The Coalition Government is delivering on its strategy to tackle the scourge of ice in our communities, and I’m pleased to announce another four Local Drug Action Teams (LDATs) will be established across the Parkes electorate.
These LDATs are Kirkala-Pithiluku Aboriginal Corporation at Broken Hill, Moree Local Drug Action Team, Walgett Aboriginal Medical Service, and a Centacare New England North West LDAT.
It’s important that we work together to empower and educate communities, in order to prevent and reduce the harms of alcohol and other drugs in the community, including ice.
The LDATs will receive an initial $10,000 in funding to help develop local Community Action Plans. Those groups can then apply for additional funding to help deliver targeted, local projects, with support from the Alcohol and Drug Foundation.
The teams will deliver local health prevention activities, including education, mentoring and support for vulnerable people to minimise their risk of alcohol and other drug related harms.

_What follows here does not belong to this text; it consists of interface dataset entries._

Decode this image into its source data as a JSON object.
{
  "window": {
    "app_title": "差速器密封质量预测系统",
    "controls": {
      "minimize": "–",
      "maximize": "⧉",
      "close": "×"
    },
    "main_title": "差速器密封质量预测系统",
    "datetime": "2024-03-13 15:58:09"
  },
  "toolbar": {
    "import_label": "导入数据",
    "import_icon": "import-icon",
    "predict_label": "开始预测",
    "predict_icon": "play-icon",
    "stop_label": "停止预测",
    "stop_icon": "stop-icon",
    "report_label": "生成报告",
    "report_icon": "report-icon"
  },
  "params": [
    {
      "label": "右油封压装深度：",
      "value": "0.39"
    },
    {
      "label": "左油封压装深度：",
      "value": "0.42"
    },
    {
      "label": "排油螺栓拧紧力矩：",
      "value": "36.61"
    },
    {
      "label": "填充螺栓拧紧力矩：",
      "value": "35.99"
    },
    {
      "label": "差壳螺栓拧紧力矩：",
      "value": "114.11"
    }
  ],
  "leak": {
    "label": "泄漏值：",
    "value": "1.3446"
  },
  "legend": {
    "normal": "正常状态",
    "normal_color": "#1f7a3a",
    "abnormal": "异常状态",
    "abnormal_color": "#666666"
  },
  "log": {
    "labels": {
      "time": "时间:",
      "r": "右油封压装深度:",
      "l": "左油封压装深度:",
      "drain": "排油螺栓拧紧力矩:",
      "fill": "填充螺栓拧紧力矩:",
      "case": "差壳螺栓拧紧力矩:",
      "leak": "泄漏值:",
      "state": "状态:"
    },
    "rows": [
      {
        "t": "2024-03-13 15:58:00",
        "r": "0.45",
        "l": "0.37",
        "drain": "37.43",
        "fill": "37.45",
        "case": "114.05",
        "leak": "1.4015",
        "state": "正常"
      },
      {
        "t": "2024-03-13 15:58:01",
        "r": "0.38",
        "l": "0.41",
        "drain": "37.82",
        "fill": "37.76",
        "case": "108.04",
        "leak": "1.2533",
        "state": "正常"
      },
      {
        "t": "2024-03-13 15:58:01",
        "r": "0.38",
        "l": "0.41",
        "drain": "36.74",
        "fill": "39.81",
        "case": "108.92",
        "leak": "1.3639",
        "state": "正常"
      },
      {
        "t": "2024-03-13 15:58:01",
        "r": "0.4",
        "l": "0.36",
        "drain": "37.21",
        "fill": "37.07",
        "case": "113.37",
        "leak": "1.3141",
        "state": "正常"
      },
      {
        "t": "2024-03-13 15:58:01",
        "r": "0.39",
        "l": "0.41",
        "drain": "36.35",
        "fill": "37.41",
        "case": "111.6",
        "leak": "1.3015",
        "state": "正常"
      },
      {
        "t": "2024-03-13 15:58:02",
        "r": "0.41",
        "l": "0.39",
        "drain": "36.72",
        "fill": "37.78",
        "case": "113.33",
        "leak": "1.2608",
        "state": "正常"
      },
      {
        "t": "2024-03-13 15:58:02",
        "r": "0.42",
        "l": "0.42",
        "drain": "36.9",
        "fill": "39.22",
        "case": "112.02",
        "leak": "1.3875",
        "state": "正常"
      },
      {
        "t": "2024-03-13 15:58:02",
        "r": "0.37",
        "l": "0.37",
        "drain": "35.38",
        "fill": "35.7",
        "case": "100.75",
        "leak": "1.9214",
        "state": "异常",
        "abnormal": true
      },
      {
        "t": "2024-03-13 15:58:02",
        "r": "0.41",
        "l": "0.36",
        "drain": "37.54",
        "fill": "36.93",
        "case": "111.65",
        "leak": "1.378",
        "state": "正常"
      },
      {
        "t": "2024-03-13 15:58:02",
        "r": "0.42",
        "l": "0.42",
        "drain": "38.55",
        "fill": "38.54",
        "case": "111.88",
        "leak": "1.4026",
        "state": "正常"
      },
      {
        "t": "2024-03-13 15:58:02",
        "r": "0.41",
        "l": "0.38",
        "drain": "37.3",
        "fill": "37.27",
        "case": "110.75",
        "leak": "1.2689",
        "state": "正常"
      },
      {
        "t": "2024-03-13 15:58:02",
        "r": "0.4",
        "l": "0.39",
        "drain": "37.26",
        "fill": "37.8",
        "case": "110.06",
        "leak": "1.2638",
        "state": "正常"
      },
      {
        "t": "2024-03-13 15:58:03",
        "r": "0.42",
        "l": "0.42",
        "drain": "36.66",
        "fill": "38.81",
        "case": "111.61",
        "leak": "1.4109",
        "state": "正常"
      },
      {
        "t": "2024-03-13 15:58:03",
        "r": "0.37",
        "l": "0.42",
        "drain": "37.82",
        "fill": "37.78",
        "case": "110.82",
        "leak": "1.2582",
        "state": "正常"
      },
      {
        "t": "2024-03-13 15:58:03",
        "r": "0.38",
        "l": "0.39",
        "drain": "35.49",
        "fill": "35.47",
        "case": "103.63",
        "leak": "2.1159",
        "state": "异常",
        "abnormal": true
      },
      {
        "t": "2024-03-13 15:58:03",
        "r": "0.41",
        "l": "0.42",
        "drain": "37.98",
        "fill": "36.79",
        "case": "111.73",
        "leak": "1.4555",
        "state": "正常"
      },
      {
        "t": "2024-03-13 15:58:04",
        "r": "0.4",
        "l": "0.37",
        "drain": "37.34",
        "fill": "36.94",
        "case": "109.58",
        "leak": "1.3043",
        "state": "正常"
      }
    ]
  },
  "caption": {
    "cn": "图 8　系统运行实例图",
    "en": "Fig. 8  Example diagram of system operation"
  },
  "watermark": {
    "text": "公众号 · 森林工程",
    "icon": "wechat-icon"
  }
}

The Coalition is investing $298 million over four years to combat drug and alcohol misuse across Australia under the National Ice Action Strategy. LDATs across the Parkes electorate will be important for the strength, health and well-being of our communities now and into the future.
Regional communities are often the hardest hit when it comes to ice abuse and addiction. It is important that we provide communities with the right tools, resources and support to drive change at a local level.
More information about LDATs can be found on the Alcohol and Drug Foundation’s website www.adf.org.au/ldat
Leading the global dementia fight
There are a series of potentially world-leading Australian projects now underway to combat dementia. These have been highlighted in a progress report on the Coalition Government’s $200 million Boosting Dementia Research Initiative.
Three years into the five-year initiative, there are major milestones being achieved on the road to dementia prevention, management and cures.
The Initiative supports 127 projects involving 285 researchers, working across 24 universities and research institutions.
I’m pleased that Australia is now a world leader in many aspects of dementia research. Dementia is the second most common cause of death in this country and for women it has eclipsed heart disease to become the leading cause.
Already, it is estimated 425,000 Australians are living with the condition, with around 1,700 people believed to be developing dementia each week. It is critical we find effective preventions and cures.
Dementia particularly affects people as they age, with three in 10 people over the age of 85 and almost one in 10 people over 65 having the condition. This investment will foster further development of technological solutions to help people living with dementia, as well as their families and carers.
Dementia-focused care technology is in its infancy and there is much untapped potential for it to be developed to help people with the condition to live at home for longer.
The Boosting Dementia Research Initiative report is available on the NHMRC National Institute for Dementia Research website https://www.nnidr.gov.au/